Originally Posted by **avito009** Usually I dont much answer others questions. But I will try. If this is stupid just mention so in your new post OP.
It would be helpful to state Heisenberg Uncertainty Principle. You might say electrons are negatively charged and protons are positively charged. So as per classical mechanics they should fall into each other. But the above principle states that when the electron is closer to the nucleus the position is best determined but not the velocity. But velocity will be large enough so that the electron just flies off the atom. So I am assuming that the electron is far away from the nucleus so its velocity will be determined accurately which will be lower than when the electron is near the nucleus. That being said the position will not be accurate.
Replace the electron cloud concept with this principle.
Does this help? |

No, actually.

First, velocity in QM is a very difficult property to work with. Momentum works much better. (Though see

here.) Yes, we're back to the Math.
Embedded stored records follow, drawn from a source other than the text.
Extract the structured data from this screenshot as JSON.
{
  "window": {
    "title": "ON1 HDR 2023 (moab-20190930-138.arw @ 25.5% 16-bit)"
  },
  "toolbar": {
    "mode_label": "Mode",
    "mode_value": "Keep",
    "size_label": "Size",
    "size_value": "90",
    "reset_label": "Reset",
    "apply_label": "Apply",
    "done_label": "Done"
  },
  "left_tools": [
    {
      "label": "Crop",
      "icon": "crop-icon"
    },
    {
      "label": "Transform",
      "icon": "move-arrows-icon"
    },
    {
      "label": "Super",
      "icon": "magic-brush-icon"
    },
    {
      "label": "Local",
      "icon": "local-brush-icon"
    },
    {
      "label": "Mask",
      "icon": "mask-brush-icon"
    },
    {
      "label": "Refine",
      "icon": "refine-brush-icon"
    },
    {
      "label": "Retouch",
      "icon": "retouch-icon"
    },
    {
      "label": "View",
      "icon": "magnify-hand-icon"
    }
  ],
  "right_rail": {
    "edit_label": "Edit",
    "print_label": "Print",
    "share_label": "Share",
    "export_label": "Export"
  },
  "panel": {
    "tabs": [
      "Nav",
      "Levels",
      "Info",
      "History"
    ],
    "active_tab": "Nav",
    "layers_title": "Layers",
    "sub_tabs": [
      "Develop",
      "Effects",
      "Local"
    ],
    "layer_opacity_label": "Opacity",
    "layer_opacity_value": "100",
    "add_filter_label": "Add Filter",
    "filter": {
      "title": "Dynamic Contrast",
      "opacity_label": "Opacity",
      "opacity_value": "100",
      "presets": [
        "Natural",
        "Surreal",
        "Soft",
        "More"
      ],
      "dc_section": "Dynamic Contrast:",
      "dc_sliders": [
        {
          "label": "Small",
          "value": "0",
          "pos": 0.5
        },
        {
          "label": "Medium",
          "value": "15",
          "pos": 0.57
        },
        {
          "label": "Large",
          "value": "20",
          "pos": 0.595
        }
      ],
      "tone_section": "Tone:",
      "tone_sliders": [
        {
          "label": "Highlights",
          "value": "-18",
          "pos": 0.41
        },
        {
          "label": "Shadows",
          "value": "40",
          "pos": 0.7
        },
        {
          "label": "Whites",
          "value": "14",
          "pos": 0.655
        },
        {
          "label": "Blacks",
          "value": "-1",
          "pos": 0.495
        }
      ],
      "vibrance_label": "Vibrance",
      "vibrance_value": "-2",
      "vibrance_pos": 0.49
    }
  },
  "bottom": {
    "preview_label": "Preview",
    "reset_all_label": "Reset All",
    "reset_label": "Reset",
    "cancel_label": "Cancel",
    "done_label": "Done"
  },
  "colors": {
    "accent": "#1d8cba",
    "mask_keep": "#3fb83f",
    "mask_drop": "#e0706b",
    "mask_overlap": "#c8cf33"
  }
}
Second, it is a bit chancy to talk about electron states in terms of a cloud. As benit13 mentioned the Schrodinger wave equation deals with a "probability cloud" rather than something more physical. Electrons do not exist in a cloud about the nucleus but the probability of finding an electron in a particular state does. (Actually it's more like a weighted sum over probability states but let's not be picky.) Here, too, we are back to the Math.

-Dan